--- Data to use Enclosed Below ---

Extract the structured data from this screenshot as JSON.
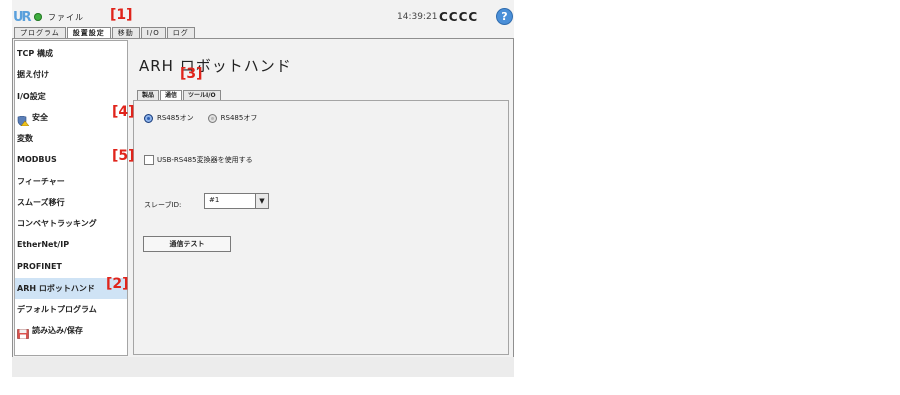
{
  "header": {
    "logo": "UR",
    "file_menu": "ファイル",
    "time": "14:39:21",
    "robot_name": "CCCC",
    "help_label": "?"
  },
  "main_tabs": [
    {
      "label": "プログラム",
      "active": false
    },
    {
      "label": "設置設定",
      "active": true
    },
    {
      "label": "移動",
      "active": false
    },
    {
      "label": "I/O",
      "active": false
    },
    {
      "label": "ログ",
      "active": false
    }
  ],
  "sidebar": {
    "items": [
      {
        "label": "TCP 構成",
        "icon": ""
      },
      {
        "label": "据え付け",
        "icon": ""
      },
      {
        "label": "I/O設定",
        "icon": ""
      },
      {
        "label": "安全",
        "icon": "shield-warning-icon"
      },
      {
        "label": "変数",
        "icon": ""
      },
      {
        "label": "MODBUS",
        "icon": ""
      },
      {
        "label": "フィーチャー",
        "icon": ""
      },
      {
        "label": "スムーズ移行",
        "icon": ""
      },
      {
        "label": "コンベヤトラッキング",
        "icon": ""
      },
      {
        "label": "EtherNet/IP",
        "icon": ""
      },
      {
        "label": "PROFINET",
        "icon": ""
      },
      {
        "label": "ARH ロボットハンド",
        "icon": "",
        "active": true
      },
      {
        "label": "デフォルトプログラム",
        "icon": ""
      },
      {
        "label": "読み込み/保存",
        "icon": "save-icon"
      }
    ]
  },
  "content": {
    "title": "ARH ロボットハンド",
    "tabs": [
      {
        "label": "製品",
        "active": false
      },
      {
        "label": "通信",
        "active": true
      },
      {
        "label": "ツールI/O",
        "active": false
      }
    ],
    "rs485_on": "RS485オン",
    "rs485_off": "RS485オフ",
    "usb_checkbox": "USB-RS485変換器を使用する",
    "slave_label": "スレーブID:",
    "slave_value": "#1",
    "test_button": "通信テスト"
  },
  "annotations": [
    "[1]",
    "[2]",
    "[3]",
    "[4]",
    "[5]"
  ],
  "colors": {
    "accent": "#2d5fb4",
    "selected": "#cfe3f5",
    "annotation": "#e0241b"
  }
}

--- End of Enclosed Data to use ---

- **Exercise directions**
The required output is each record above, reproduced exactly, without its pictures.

- **Output of the task**
Extract the structured data from this screenshot as JSON.
{
  "header": {
    "logo": "UR",
    "file_menu": "ファイル",
    "time": "14:39:21",
    "robot_name": "CCCC",
    "help_label": "?"
  },
  "main_tabs": [
    {
      "label": "プログラム",
      "active": false
    },
    {
      "label": "設置設定",
      "active": true
    },
    {
      "label": "移動",
      "active": false
    },
    {
      "label": "I/O",
      "active": false
    },
    {
      "label": "ログ",
      "active": false
    }
  ],
  "sidebar": {
    "items": [
      {
        "label": "TCP 構成",
        "icon": ""
      },
      {
        "label": "据え付け",
        "icon": ""
      },
      {
        "label": "I/O設定",
        "icon": ""
      },
      {
        "label": "安全",
        "icon": "shield-warning-icon"
      },
      {
        "label": "変数",
        "icon": ""
      },
      {
        "label": "MODBUS",
        "icon": ""
      },
      {
        "label": "フィーチャー",
        "icon": ""
      },
      {
        "label": "スムーズ移行",
        "icon": ""
      },
      {
        "label": "コンベヤトラッキング",
        "icon": ""
      },
      {
        "label": "EtherNet/IP",
        "icon": ""
      },
      {
        "label": "PROFINET",
        "icon": ""
      },
      {
        "label": "ARH ロボットハンド",
        "icon": "",
        "active": true
      },
      {
        "label": "デフォルトプログラム",
        "icon": ""
      },
      {
        "label": "読み込み/保存",
        "icon": "save-icon"
      }
    ]
  },
  "content": {
    "title": "ARH ロボットハンド",
    "tabs": [
      {
        "label": "製品",
        "active": false
      },
      {
        "label": "通信",
        "active": true
      },
      {
        "label": "ツールI/O",
        "active": false
      }
    ],
    "rs485_on": "RS485オン",
    "rs485_off": "RS485オフ",
    "usb_checkbox": "USB-RS485変換器を使用する",
    "slave_label": "スレーブID:",
    "slave_value": "#1",
    "test_button": "通信テスト"
  },
  "annotations": [
    "[1]",
    "[2]",
    "[3]",
    "[4]",
    "[5]"
  ],
  "colors": {
    "accent": "#2d5fb4",
    "selected": "#cfe3f5",
    "annotation": "#e0241b"
  }
}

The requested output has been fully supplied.